Though the entries contain pictures, the copy you make should hold only the rest, exactly as written.
====
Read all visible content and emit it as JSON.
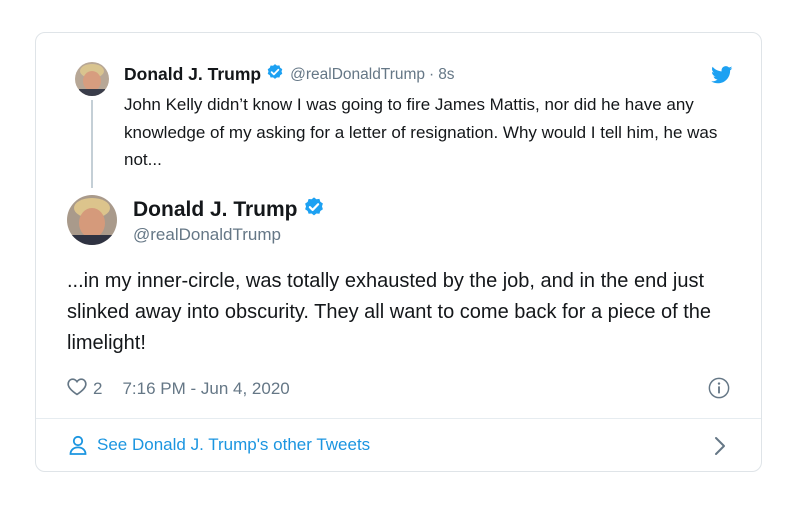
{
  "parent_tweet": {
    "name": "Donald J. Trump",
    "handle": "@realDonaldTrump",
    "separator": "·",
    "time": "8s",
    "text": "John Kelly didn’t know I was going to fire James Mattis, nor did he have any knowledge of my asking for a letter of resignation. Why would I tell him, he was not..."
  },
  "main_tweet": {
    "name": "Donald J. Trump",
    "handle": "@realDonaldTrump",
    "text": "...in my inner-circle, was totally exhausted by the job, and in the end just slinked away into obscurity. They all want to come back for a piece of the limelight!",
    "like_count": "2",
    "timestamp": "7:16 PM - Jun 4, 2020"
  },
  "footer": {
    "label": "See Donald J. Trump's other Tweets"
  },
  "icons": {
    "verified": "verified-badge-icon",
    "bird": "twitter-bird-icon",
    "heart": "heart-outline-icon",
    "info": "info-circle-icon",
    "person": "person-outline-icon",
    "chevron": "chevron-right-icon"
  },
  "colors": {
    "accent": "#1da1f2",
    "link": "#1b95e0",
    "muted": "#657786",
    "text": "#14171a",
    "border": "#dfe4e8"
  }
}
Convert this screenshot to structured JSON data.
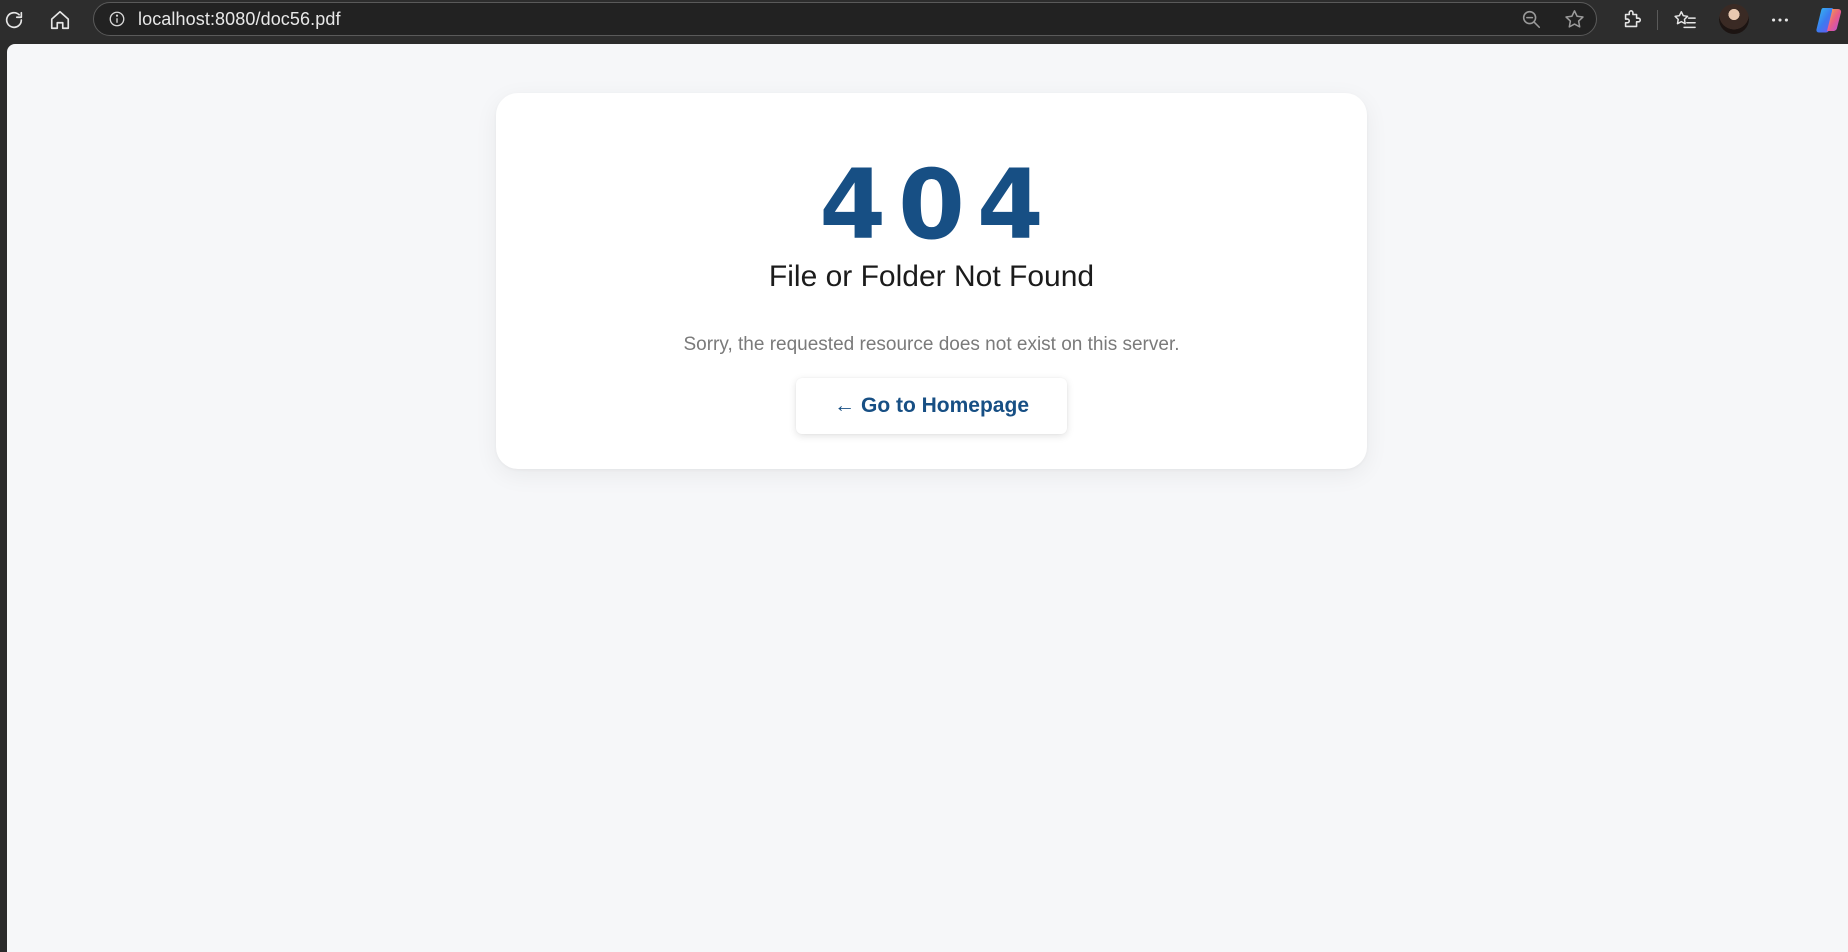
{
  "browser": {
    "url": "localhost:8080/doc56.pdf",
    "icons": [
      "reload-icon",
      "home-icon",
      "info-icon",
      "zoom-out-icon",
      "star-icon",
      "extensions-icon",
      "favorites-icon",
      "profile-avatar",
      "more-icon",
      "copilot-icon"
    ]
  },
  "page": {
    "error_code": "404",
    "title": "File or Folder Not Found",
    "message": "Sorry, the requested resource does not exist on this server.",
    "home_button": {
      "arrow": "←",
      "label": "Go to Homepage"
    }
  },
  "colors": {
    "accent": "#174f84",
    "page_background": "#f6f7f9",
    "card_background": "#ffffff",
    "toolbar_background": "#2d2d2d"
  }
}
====
### Answer box
Read all visible content and emit it as JSON.
{
  "parent_tweet": {
    "name": "Donald J. Trump",
    "handle": "@realDonaldTrump",
    "separator": "·",
    "time": "8s",
    "text": "John Kelly didn’t know I was going to fire James Mattis, nor did he have any knowledge of my asking for a letter of resignation. Why would I tell him, he was not..."
  },
  "main_tweet": {
    "name": "Donald J. Trump",
    "handle": "@realDonaldTrump",
    "text": "...in my inner-circle, was totally exhausted by the job, and in the end just slinked away into obscurity. They all want to come back for a piece of the limelight!",
    "like_count": "2",
    "timestamp": "7:16 PM - Jun 4, 2020"
  },
  "footer": {
    "label": "See Donald J. Trump's other Tweets"
  },
  "icons": {
    "verified": "verified-badge-icon",
    "bird": "twitter-bird-icon",
    "heart": "heart-outline-icon",
    "info": "info-circle-icon",
    "person": "person-outline-icon",
    "chevron": "chevron-right-icon"
  },
  "colors": {
    "accent": "#1da1f2",
    "link": "#1b95e0",
    "muted": "#657786",
    "text": "#14171a",
    "border": "#dfe4e8"
  }
}
Convert this screenshot to structured JSON data.
{
  "browser": {
    "url": "localhost:8080/doc56.pdf",
    "icons": [
      "reload-icon",
      "home-icon",
      "info-icon",
      "zoom-out-icon",
      "star-icon",
      "extensions-icon",
      "favorites-icon",
      "profile-avatar",
      "more-icon",
      "copilot-icon"
    ]
  },
  "page": {
    "error_code": "404",
    "title": "File or Folder Not Found",
    "message": "Sorry, the requested resource does not exist on this server.",
    "home_button": {
      "arrow": "←",
      "label": "Go to Homepage"
    }
  },
  "colors": {
    "accent": "#174f84",
    "page_background": "#f6f7f9",
    "card_background": "#ffffff",
    "toolbar_background": "#2d2d2d"
  }
}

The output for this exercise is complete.